Return to Mathematics IndexGetting To Know You

Kathy Koval Randolph School

7316 South Hoyne

Chicago IL 60636

(312) 535-9015Objectives:

This lesson can be easily adapted for all grade levels. Upon completion of

this lesson, the students will be able to do the following:

-Use a ruler and measure accurately to the nearest inch.

-Draw and label properly different graphs (line, pie, bar, pictograph)

-Estimate/record measurement on number line using intervals.

-Collect data and analyzeMaterials:

-Tape measures

-ribbon (one per child)

-post-its (two per child)

-scissorsStrategy:

Students work with a partner for this activity. You may want to have tape

measures already pretaped to a wall. Some taped in a horizontal fashion to help

assist measurement in arm span. Others taped in a vertical manner to assist the

measurement of height.

-One student measures his/her partners arm span (finger tip to finger tip).

-Record this information on a post it.

-Measure partners height. Record information on same post-it.

-Cut a piece of ribbon to the height of partner.

-Use second post-it and record height only in large print.

-Switch roles of partners.

-After students are finished with measurements, students are to hang their

ribbon on the wall according to height. The ribbons should hang from smallest

to largest. Students should also identify their ribbon with their post-it

that states their height in large print. (You may want to have cards with

measurements already established in intervals of six inches to help assist

students in finding "their" place on the classroom number line).

-When all students are finished, the teacher can help students use the

information to graph.

-Demonstrate to students that all graphs need a title and x and y axes.

Graphing

Bar graph

(Use graph paper on overhead) Have students suggest title for graph. Now fill

in information on x axis (height). Write in measurements from smallest to

largest. The y axis will represent the number of people. Show students how to

fill in bar graph as they complete a copy at their seat.

Pictograph

Create title and the x and y axis with the students.

Have students draw a long rectangle, square, or short rectangle on their post-

it (the one with arm span and height measurements). This shape should represent

their body shape.

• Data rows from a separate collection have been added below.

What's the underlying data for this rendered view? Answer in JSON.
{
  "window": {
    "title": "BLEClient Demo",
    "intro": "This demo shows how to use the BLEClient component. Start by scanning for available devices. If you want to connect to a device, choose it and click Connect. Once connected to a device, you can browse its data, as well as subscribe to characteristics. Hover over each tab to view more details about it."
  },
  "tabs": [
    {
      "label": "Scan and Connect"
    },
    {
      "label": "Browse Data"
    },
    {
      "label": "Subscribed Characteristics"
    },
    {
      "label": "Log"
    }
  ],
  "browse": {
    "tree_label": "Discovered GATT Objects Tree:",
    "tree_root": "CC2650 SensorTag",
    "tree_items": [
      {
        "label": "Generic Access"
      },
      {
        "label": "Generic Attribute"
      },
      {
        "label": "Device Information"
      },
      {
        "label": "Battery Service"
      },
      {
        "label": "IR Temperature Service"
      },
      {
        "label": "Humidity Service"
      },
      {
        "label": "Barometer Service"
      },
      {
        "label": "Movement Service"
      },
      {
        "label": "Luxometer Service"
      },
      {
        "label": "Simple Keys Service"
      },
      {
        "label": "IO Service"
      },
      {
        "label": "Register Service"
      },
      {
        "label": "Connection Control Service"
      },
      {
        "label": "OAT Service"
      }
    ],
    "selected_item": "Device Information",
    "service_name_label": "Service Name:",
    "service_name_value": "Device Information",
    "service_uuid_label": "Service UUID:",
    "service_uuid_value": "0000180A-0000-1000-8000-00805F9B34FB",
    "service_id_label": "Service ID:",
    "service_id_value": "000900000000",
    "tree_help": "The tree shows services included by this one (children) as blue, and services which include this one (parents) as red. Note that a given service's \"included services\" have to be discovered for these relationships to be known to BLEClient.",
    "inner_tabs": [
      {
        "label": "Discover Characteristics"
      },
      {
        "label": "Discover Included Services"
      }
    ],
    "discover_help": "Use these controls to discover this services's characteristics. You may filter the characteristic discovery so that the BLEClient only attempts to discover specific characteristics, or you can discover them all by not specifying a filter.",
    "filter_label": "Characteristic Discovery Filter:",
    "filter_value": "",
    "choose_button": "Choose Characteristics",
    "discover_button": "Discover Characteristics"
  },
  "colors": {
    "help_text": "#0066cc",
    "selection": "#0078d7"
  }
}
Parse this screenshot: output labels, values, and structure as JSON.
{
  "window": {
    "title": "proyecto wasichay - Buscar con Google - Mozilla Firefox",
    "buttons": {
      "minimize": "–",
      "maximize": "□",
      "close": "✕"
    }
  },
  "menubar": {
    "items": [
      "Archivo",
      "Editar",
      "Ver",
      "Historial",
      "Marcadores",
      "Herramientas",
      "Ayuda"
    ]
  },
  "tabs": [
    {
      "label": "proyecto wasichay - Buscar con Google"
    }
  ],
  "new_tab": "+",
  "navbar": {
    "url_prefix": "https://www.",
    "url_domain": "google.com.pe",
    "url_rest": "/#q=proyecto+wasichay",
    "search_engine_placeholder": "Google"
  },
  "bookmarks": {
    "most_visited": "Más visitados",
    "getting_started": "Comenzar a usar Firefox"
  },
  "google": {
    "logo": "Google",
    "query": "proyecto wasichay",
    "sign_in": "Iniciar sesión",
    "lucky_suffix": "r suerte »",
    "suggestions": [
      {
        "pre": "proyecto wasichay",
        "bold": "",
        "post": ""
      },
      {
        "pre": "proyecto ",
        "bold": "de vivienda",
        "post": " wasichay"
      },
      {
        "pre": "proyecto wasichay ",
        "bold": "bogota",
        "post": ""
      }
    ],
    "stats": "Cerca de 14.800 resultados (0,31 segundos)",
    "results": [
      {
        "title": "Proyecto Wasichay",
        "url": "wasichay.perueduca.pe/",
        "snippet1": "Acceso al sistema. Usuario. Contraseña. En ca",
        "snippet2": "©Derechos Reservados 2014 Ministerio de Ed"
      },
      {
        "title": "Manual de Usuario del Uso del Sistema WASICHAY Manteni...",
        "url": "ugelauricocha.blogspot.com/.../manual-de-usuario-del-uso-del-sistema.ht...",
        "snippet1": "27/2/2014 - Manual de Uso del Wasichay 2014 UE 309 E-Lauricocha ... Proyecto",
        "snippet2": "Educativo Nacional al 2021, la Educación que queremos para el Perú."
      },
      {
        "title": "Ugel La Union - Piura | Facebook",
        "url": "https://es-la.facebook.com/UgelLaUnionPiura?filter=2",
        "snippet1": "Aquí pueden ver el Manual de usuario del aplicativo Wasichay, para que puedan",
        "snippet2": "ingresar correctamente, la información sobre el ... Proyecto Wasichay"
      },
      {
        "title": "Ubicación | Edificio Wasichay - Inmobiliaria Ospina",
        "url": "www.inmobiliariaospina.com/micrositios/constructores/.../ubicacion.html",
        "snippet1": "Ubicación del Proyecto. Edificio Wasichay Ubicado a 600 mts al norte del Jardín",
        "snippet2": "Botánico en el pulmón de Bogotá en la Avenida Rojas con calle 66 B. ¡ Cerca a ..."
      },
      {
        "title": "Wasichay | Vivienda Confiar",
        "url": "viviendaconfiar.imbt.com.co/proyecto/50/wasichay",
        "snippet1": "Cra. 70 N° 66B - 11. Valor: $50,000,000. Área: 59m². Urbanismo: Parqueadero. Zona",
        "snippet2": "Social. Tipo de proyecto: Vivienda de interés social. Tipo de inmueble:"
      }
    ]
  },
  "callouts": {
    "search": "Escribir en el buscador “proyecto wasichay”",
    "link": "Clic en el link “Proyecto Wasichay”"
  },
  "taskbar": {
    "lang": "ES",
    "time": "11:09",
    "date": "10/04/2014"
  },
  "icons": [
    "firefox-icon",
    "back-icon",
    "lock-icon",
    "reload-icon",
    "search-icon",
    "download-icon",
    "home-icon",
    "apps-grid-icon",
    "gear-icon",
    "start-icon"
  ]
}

Long rectangle height > arm span

Perfect square height = arm span

Short rectangle height < arm span

Call students up by rows to place their post-its on the pictograph according to

body shape.

Pie graph

Remind students that a pie graph represents the class as a whole, each section

represents one student. Have a pie graph already sectioned according to the

number of students in the class. Color code body shapes with a color chart.

Example: perfect square = blue

long rectangle = red

short rectangle= yellow

Have a student come up and color the pie graph accordingly.

You may want to glue this circular graph onto a large sheet of paper and

write all of the necessary information on the sheet (title, color code).

Performance Assessment:

Students would decide what topics, ideas they would like to graph in class.

(Types of pets owned, favorite tv show, sport, game, etc, number of siblings.)

Students can break into pairs and interview or write a short questionaire for

their classmates to complete. Students would have a time frame to gather

information and then come up with a graph that would best portray the

information gathered. Students would need to decide what type of graph would

best meet their needs. Display graphs around the room and discuss information.

Enhancement:

Ask students how you sectioned off the pie graph so that each section has the

same size. Introduce a protractor and the measurement of a circle is

360 degrees. Give students a paper plate and protractor and have them work in

groups of 5. Tell them to evenly divide the paper plate into 5 equal pieces and

draw their favorite pizza topping on their section.